TO DO:
Extract from the listing each line in which the word "random" appears.

GIVEN RECORDS:
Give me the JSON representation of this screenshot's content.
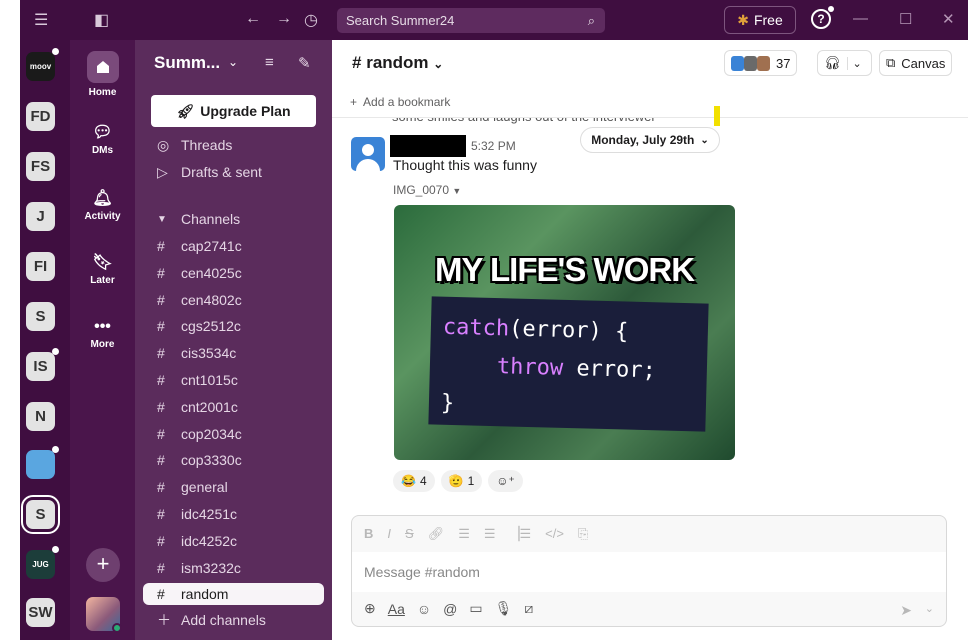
{
  "topbar": {
    "search_placeholder": "Search Summer24",
    "free_label": "Free",
    "help_label": "?"
  },
  "rail": {
    "workspaces": [
      {
        "label": "moov",
        "style": "dark",
        "dot": true
      },
      {
        "label": "FD",
        "style": "",
        "dot": false
      },
      {
        "label": "FS",
        "style": "",
        "dot": false
      },
      {
        "label": "J",
        "style": "",
        "dot": false
      },
      {
        "label": "FI",
        "style": "",
        "dot": false
      },
      {
        "label": "S",
        "style": "",
        "dot": false
      },
      {
        "label": "IS",
        "style": "",
        "dot": true
      },
      {
        "label": "N",
        "style": "",
        "dot": false
      },
      {
        "label": "",
        "style": "globe",
        "dot": true
      },
      {
        "label": "S",
        "style": "active",
        "dot": false
      },
      {
        "label": "JUG",
        "style": "jug",
        "dot": true
      },
      {
        "label": "SW",
        "style": "",
        "dot": false
      }
    ]
  },
  "nav": {
    "home": "Home",
    "dms": "DMs",
    "activity": "Activity",
    "later": "Later",
    "more": "More"
  },
  "sidebar": {
    "workspace_name": "Summ...",
    "upgrade_label": "Upgrade Plan",
    "threads": "Threads",
    "drafts": "Drafts & sent",
    "channels_header": "Channels",
    "channels": [
      "cap2741c",
      "cen4025c",
      "cen4802c",
      "cgs2512c",
      "cis3534c",
      "cnt1015c",
      "cnt2001c",
      "cop2034c",
      "cop3330c",
      "general",
      "idc4251c",
      "idc4252c",
      "ism3232c",
      "random"
    ],
    "selected_channel": "random",
    "add_channels": "Add channels"
  },
  "main": {
    "channel_title": "random",
    "member_count": "37",
    "canvas_label": "Canvas",
    "bookmark_label": "Add a bookmark",
    "cutoff_text": "some smiles and laughs out of the interviewer",
    "date_label": "Monday, July 29th",
    "message": {
      "time": "5:32 PM",
      "text": "Thought this was funny",
      "file_name": "IMG_0070",
      "meme_title": "MY LIFE'S WORK",
      "code_line1_kw": "catch",
      "code_line1_rest": "(error) {",
      "code_line2_kw": "throw",
      "code_line2_rest": " error;",
      "code_line3": "}"
    },
    "reactions": [
      {
        "emoji": "😂",
        "count": "4"
      },
      {
        "emoji": "🫡",
        "count": "1"
      }
    ],
    "composer_placeholder": "Message #random"
  },
  "colors": {
    "aubergine_dark": "#3f0e40",
    "aubergine": "#4a154b",
    "sidebar": "#5b2c5c"
  }
}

ANSWER BOX:
      "random"
    "selected_channel": "random",
    "channel_title": "random",
    "composer_placeholder": "Message #random"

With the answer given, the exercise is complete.